Despite long odds of prevailing in a lawsuit against Rutherford County to gain the right to publish public notices, Pete Doughtie remains adamant that The Rutherford Reader is a newspaper of general circulation.
“I have gone to various people within the Rutherford County government to try to convince them that we meet the criteria to be a newspaper of general circulation, but no one will even consider The Reader for public notices,” said Doughtie, the publisher of The Reader.
“I just want to be given the opportunity to be included in the mix,” he added. “All of this boils down to the fact that Rutherford County should allow my newspaper to compete too.”
When asked whether his coverage of the Islamic Center of Murfreesboro and Muslim community has negatively impacted his business, Doughtie also remained defiant and rebuked claims that the Rutherford Reader is a form of “hate speech,” as some critics have called it.
“(Rutherford County officials) might not like me, and that is fine,” Doughtie said, “but they are using the excuse that I have never had the backing of the Tennessee Attorney General’s Office to treat me differently than the other newspapers. ... I am not going to lay off issues regarding the mosque, nor Muslims. I am speaking the truth.”
The Tennessee attorney general has issued two opinions stating The Reader is not a newspaper of general circulation, and therefore, it is not qualified to publish public and legal notices under current state law.

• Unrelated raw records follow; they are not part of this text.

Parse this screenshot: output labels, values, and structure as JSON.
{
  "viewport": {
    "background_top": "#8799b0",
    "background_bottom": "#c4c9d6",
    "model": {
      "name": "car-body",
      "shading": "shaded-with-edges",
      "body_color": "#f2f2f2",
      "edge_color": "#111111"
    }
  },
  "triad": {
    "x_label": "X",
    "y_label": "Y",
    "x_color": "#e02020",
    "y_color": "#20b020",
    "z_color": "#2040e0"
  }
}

The 72-year-old former advertising salesman said he believes, however, the practice of having the Tennessee attorney general determine what qualifies as a newspaper of general circulation is outdated and unnecessary.
“This sort of arrangement was made decades ago, and times are different,” said Doughtie, who moved to Murfreesboro in 1999. “Nothing has changed to adapt to the times.”
Doughtie said he filed a lawsuit in the U.S. District Court of Middle Tennessee because the Tennessee attorney general announced in December 2009 the department would no longer act as an authority on the matter, only months after denying his request for a second time.
Since then, Doughtie said he has been unable to obtain a third opinion that very well could be issued in his favor.
“The entire system is messed up,” he said. “What is it going to take to correct it? Perhaps, this lawsuit will bring attention to a very serious issue.”
According to the lawsuit filed in March, Doughtie insists his constitutional rights of due process and equal protection under the law have been violated because Rutherford County public notices are published in The Murfreesboro Post and The Daily News Journal, while The Reader has been denied the chance to do so.
In addition to trying to be added to the approved publication list, Doughtie is also seeking an unspecified amount of damages from Rutherford County, which he contends should pay all of the court costs and attorney fees if he wins the case.
On Monday, Doughtie suffered his first legal setback in the ongoing court battle when a federal judge denied an injunction request to force Rutherford County to include The Reader on its list of newspapers that are authorized to publish public notices.
In a memorandum that seems to be at an attempt to discourage future proceedings, Judge Todd J. Campbell ruled Doughtie has little chance of winning a lawsuit over his right to publish public notices, as well as other legal announcements.
“The court finds that (Doughtie) has failed to show the need for this extraordinary relief,” Campbell said, adding that he believes “there is significant doubt” as to whether Doughtie will ultimately prevail in the lawsuit.
Noting Doughtie bears the burden of proving his constitutional rights have been violated, Campbell said it would be unfair to make Rutherford County officials deviate away from the status quo. As such, the injunction could have caused unintended consequences in the future.
“If the court were to grant this preliminary injunction request … and then later dissolve the injunction and enter a judgment in favor of (Rutherford County), any such notices in (The Reader) could be defective, causing possible havoc within the state court systems,” he said.
Therefore, Campbell said, he should not intervene and issue an injunction against Rutherford County before the lawsuit even goes to trial in federal court.
In response to the allegations, Rutherford County attorneys have countered The Reader is not a legitimate newspaper.
To qualify as a newspaper of general circulation under Tennessee law, a publication must be published at least one a week, be distributed throughout the county, and include news of general interest pertaining to the community.
Even though it meets the first two criteria, Rutherford County officials maintain that because the Tennessee attorney general has determined The Reader does not meet the latter requirement on more than one occasion, they have done nothing wrong.
“(Doughtie) appears to rely on his assertion that he believes (The Reader) satisfies certain criteria to be considered a newspaper of general circulation under Tennessee law,” said attorney Jim Cope, one of the attorneys who represents Rutherford County.
“However, there are two Tennessee attorney general opinions, which clearly state The Reader is not a newspaper of general circulation and is not qualified to publish legal notices,” Cope said in court documents filed in June.
Throughout much of the scathing response that calls for dismissing the case altogether, Cope points out the attorney general has never issued an opinion stating The Post and DNJ are ineligible to publish legal notices – a fact that distinguishes both newspapers from The Reader.
“Therefore,” Cope said, “a rational basis exists for treating The Reader differently.”